**Data records**
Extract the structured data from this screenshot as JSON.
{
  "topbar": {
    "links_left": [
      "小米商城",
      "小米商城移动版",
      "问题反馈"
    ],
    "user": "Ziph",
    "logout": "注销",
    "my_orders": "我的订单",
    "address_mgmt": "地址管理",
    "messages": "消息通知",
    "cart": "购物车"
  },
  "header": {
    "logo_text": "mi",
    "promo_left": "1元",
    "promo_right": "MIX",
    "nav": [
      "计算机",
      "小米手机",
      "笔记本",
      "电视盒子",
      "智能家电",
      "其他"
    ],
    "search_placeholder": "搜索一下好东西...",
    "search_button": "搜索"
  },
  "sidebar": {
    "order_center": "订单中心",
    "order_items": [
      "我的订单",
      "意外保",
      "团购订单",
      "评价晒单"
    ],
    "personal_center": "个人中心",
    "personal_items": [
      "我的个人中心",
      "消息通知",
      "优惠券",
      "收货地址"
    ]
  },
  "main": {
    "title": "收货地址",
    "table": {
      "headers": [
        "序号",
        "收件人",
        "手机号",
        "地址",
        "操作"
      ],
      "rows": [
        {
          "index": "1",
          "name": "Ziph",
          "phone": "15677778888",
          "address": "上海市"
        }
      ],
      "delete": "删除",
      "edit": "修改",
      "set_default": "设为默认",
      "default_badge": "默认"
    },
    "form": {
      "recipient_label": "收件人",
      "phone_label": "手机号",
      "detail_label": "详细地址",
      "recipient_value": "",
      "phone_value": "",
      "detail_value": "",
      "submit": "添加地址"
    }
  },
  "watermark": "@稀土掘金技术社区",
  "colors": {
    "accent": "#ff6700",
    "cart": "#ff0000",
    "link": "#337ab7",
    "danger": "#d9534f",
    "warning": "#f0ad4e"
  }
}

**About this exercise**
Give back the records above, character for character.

**Answer**
Extract the structured data from this screenshot as JSON.
{
  "topbar": {
    "links_left": [
      "小米商城",
      "小米商城移动版",
      "问题反馈"
    ],
    "user": "Ziph",
    "logout": "注销",
    "my_orders": "我的订单",
    "address_mgmt": "地址管理",
    "messages": "消息通知",
    "cart": "购物车"
  },
  "header": {
    "logo_text": "mi",
    "promo_left": "1元",
    "promo_right": "MIX",
    "nav": [
      "计算机",
      "小米手机",
      "笔记本",
      "电视盒子",
      "智能家电",
      "其他"
    ],
    "search_placeholder": "搜索一下好东西...",
    "search_button": "搜索"
  },
  "sidebar": {
    "order_center": "订单中心",
    "order_items": [
      "我的订单",
      "意外保",
      "团购订单",
      "评价晒单"
    ],
    "personal_center": "个人中心",
    "personal_items": [
      "我的个人中心",
      "消息通知",
      "优惠券",
      "收货地址"
    ]
  },
  "main": {
    "title": "收货地址",
    "table": {
      "headers": [
        "序号",
        "收件人",
        "手机号",
        "地址",
        "操作"
      ],
      "rows": [
        {
          "index": "1",
          "name": "Ziph",
          "phone": "15677778888",
          "address": "上海市"
        }
      ],
      "delete": "删除",
      "edit": "修改",
      "set_default": "设为默认",
      "default_badge": "默认"
    },
    "form": {
      "recipient_label": "收件人",
      "phone_label": "手机号",
      "detail_label": "详细地址",
      "recipient_value": "",
      "phone_value": "",
      "detail_value": "",
      "submit": "添加地址"
    }
  },
  "watermark": "@稀土掘金技术社区",
  "colors": {
    "accent": "#ff6700",
    "cart": "#ff0000",
    "link": "#337ab7",
    "danger": "#d9534f",
    "warning": "#f0ad4e"
  }
}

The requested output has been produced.